▶ **WORK REQUIRED**:
Without including the pictures, copy out every line below.

BEGIN

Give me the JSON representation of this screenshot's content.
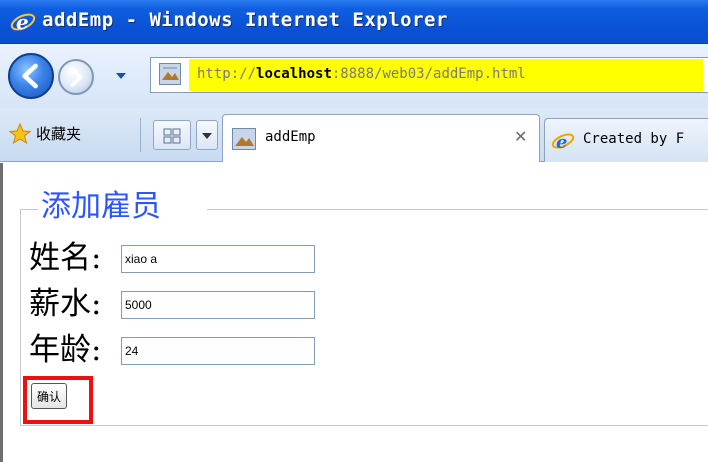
{
  "window": {
    "title": "addEmp - Windows Internet Explorer"
  },
  "address_bar": {
    "url_prefix": "http://",
    "url_host": "localhost",
    "url_rest": ":8888/web03/addEmp.html"
  },
  "favorites": {
    "label": "收藏夹"
  },
  "tabs": [
    {
      "label": "addEmp",
      "active": true,
      "close_glyph": "✕"
    },
    {
      "label": "Created by F",
      "active": false
    }
  ],
  "form": {
    "legend": "添加雇员",
    "fields": [
      {
        "label": "姓名:",
        "value": "xiao a"
      },
      {
        "label": "薪水:",
        "value": "5000"
      },
      {
        "label": "年龄:",
        "value": "24"
      }
    ],
    "submit_label": "确认"
  },
  "colors": {
    "titlebar": "#0b4fcf",
    "legend_text": "#2a55ff",
    "url_highlight": "#ffff00",
    "annotation_box": "#ee1010"
  },
  "icons": {
    "title": "ie-logo-icon",
    "back": "back-arrow-icon",
    "forward": "forward-arrow-icon",
    "favorites": "favorites-star-icon",
    "quick_tabs": "quick-tabs-icon",
    "page": "page-favicon-icon"
  }
}
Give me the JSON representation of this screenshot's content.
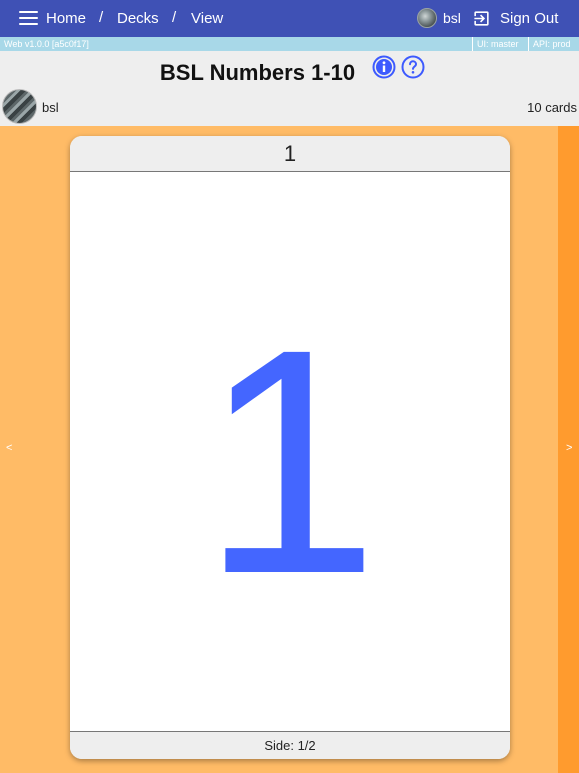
{
  "nav": {
    "breadcrumbs": [
      {
        "label": "Home"
      },
      {
        "label": "Decks"
      },
      {
        "label": "View"
      }
    ],
    "separator": "/",
    "user": "bsl",
    "sign_out": "Sign Out"
  },
  "version": {
    "web": "Web v1.0.0 [a5c0f17]",
    "ui": "UI: master",
    "api": "API: prod"
  },
  "deck": {
    "title": "BSL Numbers 1-10",
    "owner": "bsl",
    "card_count": "10 cards"
  },
  "card": {
    "header": "1",
    "face_text": "1",
    "side": "Side: 1/2",
    "face_color": "#4466ff"
  },
  "pager": {
    "prev": "<",
    "next": ">"
  },
  "colors": {
    "topbar": "#3f51b5",
    "version_strip": "#a8d8e8",
    "stage": "#ffbb66",
    "next_strip": "#ff9b2e",
    "accent_icon": "#3d5afe"
  },
  "icons": {
    "menu": "menu-icon",
    "sign_out": "sign-out-icon",
    "info": "info-icon",
    "help": "help-icon"
  }
}
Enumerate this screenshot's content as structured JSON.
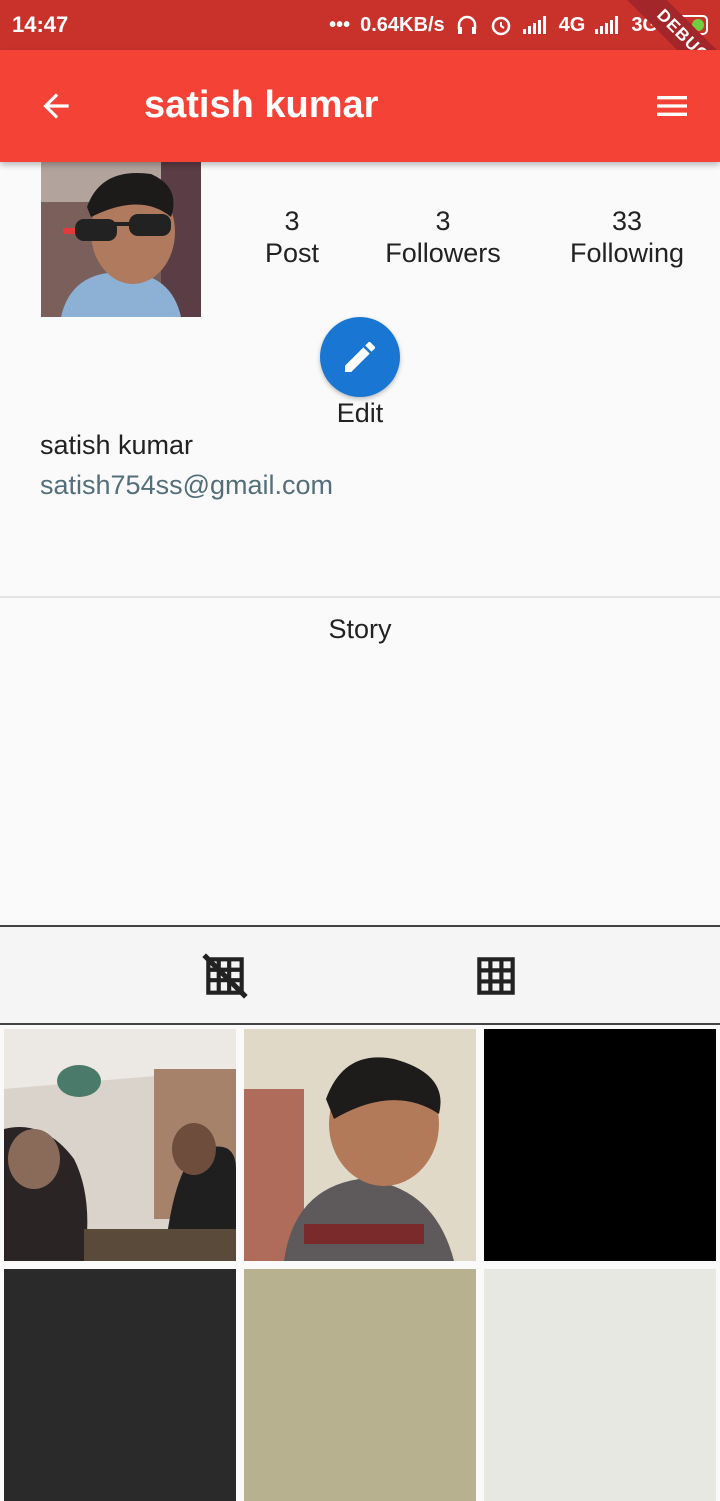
{
  "status_bar": {
    "time": "14:47",
    "network_speed": "0.64KB/s",
    "net1": "4G",
    "net2": "3G",
    "debug_label": "DEBUG",
    "icons": [
      "dots-icon",
      "headphones-icon",
      "alarm-icon",
      "signal-icon",
      "battery-charging-icon"
    ]
  },
  "app_bar": {
    "title": "satish kumar",
    "back_icon": "arrow-back-icon",
    "menu_icon": "menu-icon"
  },
  "profile": {
    "stats": [
      {
        "count": "3",
        "label": "Post"
      },
      {
        "count": "3",
        "label": "Followers"
      },
      {
        "count": "33",
        "label": "Following"
      }
    ],
    "edit_label": "Edit",
    "name": "satish kumar",
    "email": "satish754ss@gmail.com"
  },
  "story": {
    "label": "Story"
  },
  "tabs": [
    {
      "icon": "grid-off-icon"
    },
    {
      "icon": "grid-on-icon"
    }
  ],
  "colors": {
    "app_bar": "#f44336",
    "status_bar": "#c9322b",
    "edit_button": "#1976d2",
    "email_text": "#546e7a"
  }
}
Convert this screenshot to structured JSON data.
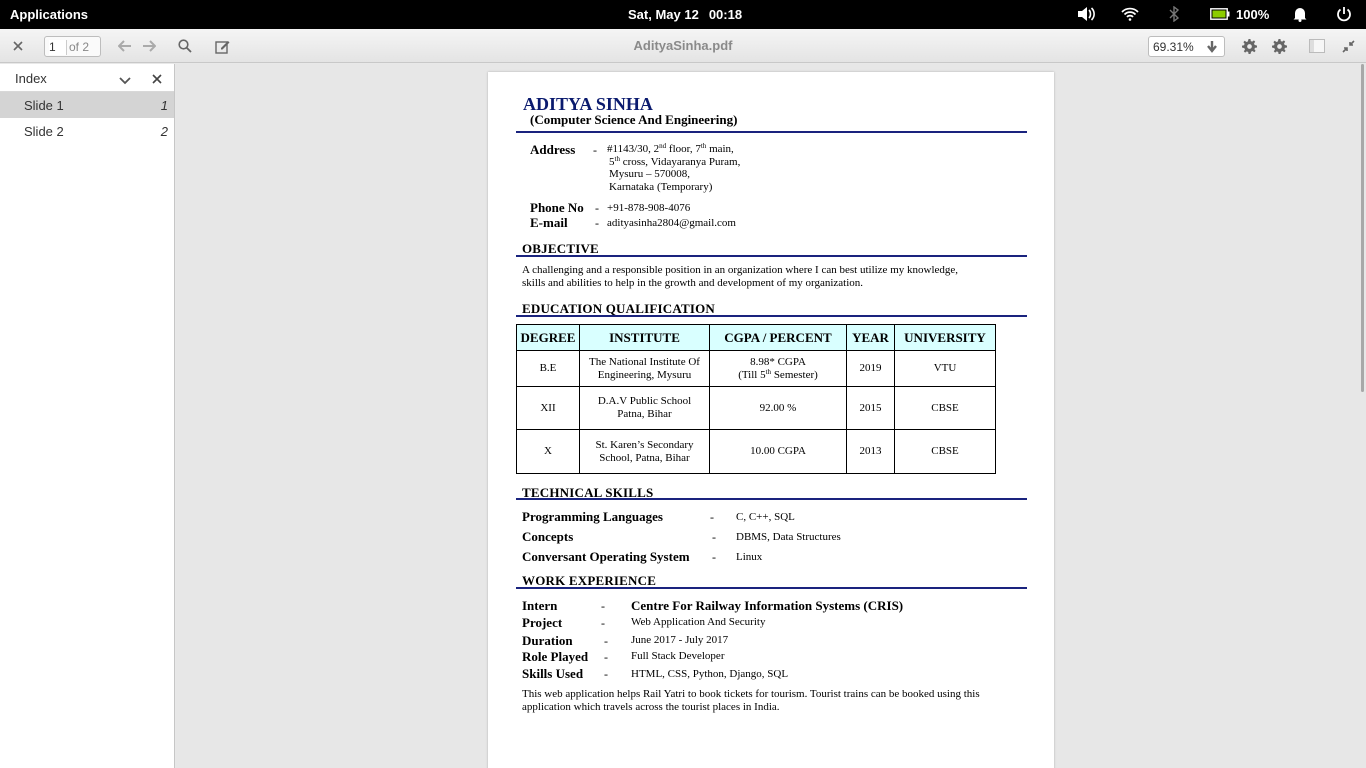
{
  "topbar": {
    "applications": "Applications",
    "date": "Sat, May 12",
    "time": "00:18",
    "battery": "100%"
  },
  "toolbar": {
    "page_current": "1",
    "page_of": "of 2",
    "title": "AdityaSinha.pdf",
    "zoom": "69.31%"
  },
  "sidebar": {
    "title": "Index",
    "items": [
      {
        "label": "Slide 1",
        "page": "1"
      },
      {
        "label": "Slide 2",
        "page": "2"
      }
    ]
  },
  "resume": {
    "name": "ADITYA SINHA",
    "branch": "(Computer Science And Engineering)",
    "address_label": "Address",
    "address_lines": [
      "#1143/30, 2nd floor, 7th main,",
      "5th cross, Vidayaranya Puram,",
      "Mysuru – 570008,",
      "Karnataka (Temporary)"
    ],
    "phone_label": "Phone No",
    "phone": "+91-878-908-4076",
    "email_label": "E-mail",
    "email": "adityasinha2804@gmail.com",
    "objective_title": "OBJECTIVE",
    "objective": [
      "A challenging and a responsible position in an organization where I can best utilize my knowledge,",
      "skills and abilities to help in the growth and development of my organization."
    ],
    "education_title": "EDUCATION QUALIFICATION",
    "education_headers": [
      "DEGREE",
      "INSTITUTE",
      "CGPA / PERCENT",
      "YEAR",
      "UNIVERSITY"
    ],
    "education_rows": [
      {
        "degree": "B.E",
        "institute": [
          "The National Institute Of",
          "Engineering, Mysuru"
        ],
        "score": [
          "8.98* CGPA",
          "(Till 5th Semester)"
        ],
        "year": "2019",
        "university": "VTU"
      },
      {
        "degree": "XII",
        "institute": [
          "D.A.V Public School",
          "Patna, Bihar"
        ],
        "score": [
          "92.00 %"
        ],
        "year": "2015",
        "university": "CBSE"
      },
      {
        "degree": "X",
        "institute": [
          "St. Karen’s Secondary",
          "School, Patna, Bihar"
        ],
        "score": [
          "10.00 CGPA"
        ],
        "year": "2013",
        "university": "CBSE"
      }
    ],
    "skills_title": "TECHNICAL SKILLS",
    "skills": [
      {
        "label": "Programming Languages",
        "value": "C, C++, SQL"
      },
      {
        "label": "Concepts",
        "value": "DBMS, Data Structures"
      },
      {
        "label": "Conversant Operating System",
        "value": "Linux"
      }
    ],
    "work_title": "WORK EXPERIENCE",
    "work": [
      {
        "label": "Intern",
        "value": "Centre For Railway Information Systems (CRIS)"
      },
      {
        "label": "Project",
        "value": "Web Application And Security"
      },
      {
        "label": "Duration",
        "value": "June 2017 - July 2017"
      },
      {
        "label": "Role Played",
        "value": "Full Stack Developer"
      },
      {
        "label": "Skills Used",
        "value": "HTML, CSS, Python, Django, SQL"
      }
    ],
    "work_desc": [
      "This web application helps Rail Yatri to book tickets for tourism. Tourist trains can be booked using this",
      "application which travels across the tourist places in India."
    ]
  }
}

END

▶ **ANSWER SECTION**:
Give me the JSON representation of this screenshot's content.
{
  "window": {
    "title": "addEmp - Windows Internet Explorer"
  },
  "address_bar": {
    "url_prefix": "http://",
    "url_host": "localhost",
    "url_rest": ":8888/web03/addEmp.html"
  },
  "favorites": {
    "label": "收藏夹"
  },
  "tabs": [
    {
      "label": "addEmp",
      "active": true,
      "close_glyph": "✕"
    },
    {
      "label": "Created by F",
      "active": false
    }
  ],
  "form": {
    "legend": "添加雇员",
    "fields": [
      {
        "label": "姓名:",
        "value": "xiao a"
      },
      {
        "label": "薪水:",
        "value": "5000"
      },
      {
        "label": "年龄:",
        "value": "24"
      }
    ],
    "submit_label": "确认"
  },
  "colors": {
    "titlebar": "#0b4fcf",
    "legend_text": "#2a55ff",
    "url_highlight": "#ffff00",
    "annotation_box": "#ee1010"
  },
  "icons": {
    "title": "ie-logo-icon",
    "back": "back-arrow-icon",
    "forward": "forward-arrow-icon",
    "favorites": "favorites-star-icon",
    "quick_tabs": "quick-tabs-icon",
    "page": "page-favicon-icon"
  }
}
Give me the JSON representation of this screenshot's content.
{
  "nav": {
    "breadcrumbs": [
      {
        "label": "Home"
      },
      {
        "label": "Decks"
      },
      {
        "label": "View"
      }
    ],
    "separator": "/",
    "user": "bsl",
    "sign_out": "Sign Out"
  },
  "version": {
    "web": "Web v1.0.0 [a5c0f17]",
    "ui": "UI: master",
    "api": "API: prod"
  },
  "deck": {
    "title": "BSL Numbers 1-10",
    "owner": "bsl",
    "card_count": "10 cards"
  },
  "card": {
    "header": "1",
    "face_text": "1",
    "side": "Side: 1/2",
    "face_color": "#4466ff"
  },
  "pager": {
    "prev": "<",
    "next": ">"
  },
  "colors": {
    "topbar": "#3f51b5",
    "version_strip": "#a8d8e8",
    "stage": "#ffbb66",
    "next_strip": "#ff9b2e",
    "accent_icon": "#3d5afe"
  },
  "icons": {
    "menu": "menu-icon",
    "sign_out": "sign-out-icon",
    "info": "info-icon",
    "help": "help-icon"
  }
}
Enumerate this screenshot's content as structured JSON.
{
  "status_bar": {
    "time": "14:47",
    "network_speed": "0.64KB/s",
    "net1": "4G",
    "net2": "3G",
    "debug_label": "DEBUG",
    "icons": [
      "dots-icon",
      "headphones-icon",
      "alarm-icon",
      "signal-icon",
      "battery-charging-icon"
    ]
  },
  "app_bar": {
    "title": "satish kumar",
    "back_icon": "arrow-back-icon",
    "menu_icon": "menu-icon"
  },
  "profile": {
    "stats": [
      {
        "count": "3",
        "label": "Post"
      },
      {
        "count": "3",
        "label": "Followers"
      },
      {
        "count": "33",
        "label": "Following"
      }
    ],
    "edit_label": "Edit",
    "name": "satish kumar",
    "email": "satish754ss@gmail.com"
  },
  "story": {
    "label": "Story"
  },
  "tabs": [
    {
      "icon": "grid-off-icon"
    },
    {
      "icon": "grid-on-icon"
    }
  ],
  "colors": {
    "app_bar": "#f44336",
    "status_bar": "#c9322b",
    "edit_button": "#1976d2",
    "email_text": "#546e7a"
  }
}
Convert this screenshot to structured JSON data.
{
  "topbar": {
    "applications": "Applications",
    "date": "Sat, May 12",
    "time": "00:18",
    "battery": "100%"
  },
  "toolbar": {
    "page_current": "1",
    "page_of": "of 2",
    "title": "AdityaSinha.pdf",
    "zoom": "69.31%"
  },
  "sidebar": {
    "title": "Index",
    "items": [
      {
        "label": "Slide 1",
        "page": "1"
      },
      {
        "label": "Slide 2",
        "page": "2"
      }
    ]
  },
  "resume": {
    "name": "ADITYA SINHA",
    "branch": "(Computer Science And Engineering)",
    "address_label": "Address",
    "address_lines": [
      "#1143/30, 2nd floor, 7th main,",
      "5th cross, Vidayaranya Puram,",
      "Mysuru – 570008,",
      "Karnataka (Temporary)"
    ],
    "phone_label": "Phone No",
    "phone": "+91-878-908-4076",
    "email_label": "E-mail",
    "email": "adityasinha2804@gmail.com",
    "objective_title": "OBJECTIVE",
    "objective": [
      "A challenging and a responsible position in an organization where I can best utilize my knowledge,",
      "skills and abilities to help in the growth and development of my organization."
    ],
    "education_title": "EDUCATION QUALIFICATION",
    "education_headers": [
      "DEGREE",
      "INSTITUTE",
      "CGPA / PERCENT",
      "YEAR",
      "UNIVERSITY"
    ],
    "education_rows": [
      {
        "degree": "B.E",
        "institute": [
          "The National Institute Of",
          "Engineering, Mysuru"
        ],
        "score": [
          "8.98* CGPA",
          "(Till 5th Semester)"
        ],
        "year": "2019",
        "university": "VTU"
      },
      {
        "degree": "XII",
        "institute": [
          "D.A.V Public School",
          "Patna, Bihar"
        ],
        "score": [
          "92.00 %"
        ],
        "year": "2015",
        "university": "CBSE"
      },
      {
        "degree": "X",
        "institute": [
          "St. Karen’s Secondary",
          "School, Patna, Bihar"
        ],
        "score": [
          "10.00 CGPA"
        ],
        "year": "2013",
        "university": "CBSE"
      }
    ],
    "skills_title": "TECHNICAL SKILLS",
    "skills": [
      {
        "label": "Programming Languages",
        "value": "C, C++, SQL"
      },
      {
        "label": "Concepts",
        "value": "DBMS, Data Structures"
      },
      {
        "label": "Conversant Operating System",
        "value": "Linux"
      }
    ],
    "work_title": "WORK EXPERIENCE",
    "work": [
      {
        "label": "Intern",
        "value": "Centre For Railway Information Systems (CRIS)"
      },
      {
        "label": "Project",
        "value": "Web Application And Security"
      },
      {
        "label": "Duration",
        "value": "June 2017 - July 2017"
      },
      {
        "label": "Role Played",
        "value": "Full Stack Developer"
      },
      {
        "label": "Skills Used",
        "value": "HTML, CSS, Python, Django, SQL"
      }
    ],
    "work_desc": [
      "This web application helps Rail Yatri to book tickets for tourism. Tourist trains can be booked using this",
      "application which travels across the tourist places in India."
    ]
  }
}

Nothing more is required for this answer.